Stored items
Start of Block
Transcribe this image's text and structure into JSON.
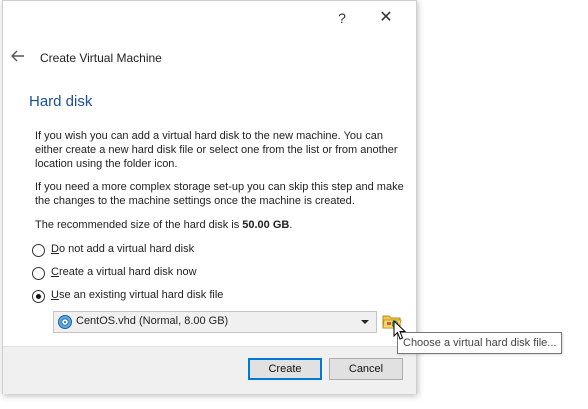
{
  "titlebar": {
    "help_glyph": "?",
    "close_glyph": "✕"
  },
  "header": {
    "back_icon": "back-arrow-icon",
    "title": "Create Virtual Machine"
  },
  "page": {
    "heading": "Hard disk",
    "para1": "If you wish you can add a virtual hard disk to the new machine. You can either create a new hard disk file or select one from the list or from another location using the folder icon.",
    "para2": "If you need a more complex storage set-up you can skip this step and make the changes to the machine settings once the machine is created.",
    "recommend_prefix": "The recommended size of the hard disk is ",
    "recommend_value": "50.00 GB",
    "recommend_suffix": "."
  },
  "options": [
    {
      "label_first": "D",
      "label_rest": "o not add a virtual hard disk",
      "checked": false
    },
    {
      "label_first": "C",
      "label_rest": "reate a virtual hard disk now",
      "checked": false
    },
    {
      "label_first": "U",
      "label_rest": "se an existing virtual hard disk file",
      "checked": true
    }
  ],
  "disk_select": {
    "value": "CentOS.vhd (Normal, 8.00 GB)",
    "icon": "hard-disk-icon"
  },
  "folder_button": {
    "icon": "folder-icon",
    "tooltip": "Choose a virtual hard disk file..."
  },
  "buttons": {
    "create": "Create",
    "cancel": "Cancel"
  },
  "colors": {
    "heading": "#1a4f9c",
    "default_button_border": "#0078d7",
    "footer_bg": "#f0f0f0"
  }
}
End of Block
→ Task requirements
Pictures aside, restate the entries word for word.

→ Result of the task
Transcribe this image's text and structure into JSON.
{
  "titlebar": {
    "help_glyph": "?",
    "close_glyph": "✕"
  },
  "header": {
    "back_icon": "back-arrow-icon",
    "title": "Create Virtual Machine"
  },
  "page": {
    "heading": "Hard disk",
    "para1": "If you wish you can add a virtual hard disk to the new machine. You can either create a new hard disk file or select one from the list or from another location using the folder icon.",
    "para2": "If you need a more complex storage set-up you can skip this step and make the changes to the machine settings once the machine is created.",
    "recommend_prefix": "The recommended size of the hard disk is ",
    "recommend_value": "50.00 GB",
    "recommend_suffix": "."
  },
  "options": [
    {
      "label_first": "D",
      "label_rest": "o not add a virtual hard disk",
      "checked": false
    },
    {
      "label_first": "C",
      "label_rest": "reate a virtual hard disk now",
      "checked": false
    },
    {
      "label_first": "U",
      "label_rest": "se an existing virtual hard disk file",
      "checked": true
    }
  ],
  "disk_select": {
    "value": "CentOS.vhd (Normal, 8.00 GB)",
    "icon": "hard-disk-icon"
  },
  "folder_button": {
    "icon": "folder-icon",
    "tooltip": "Choose a virtual hard disk file..."
  },
  "buttons": {
    "create": "Create",
    "cancel": "Cancel"
  },
  "colors": {
    "heading": "#1a4f9c",
    "default_button_border": "#0078d7",
    "footer_bg": "#f0f0f0"
  }
}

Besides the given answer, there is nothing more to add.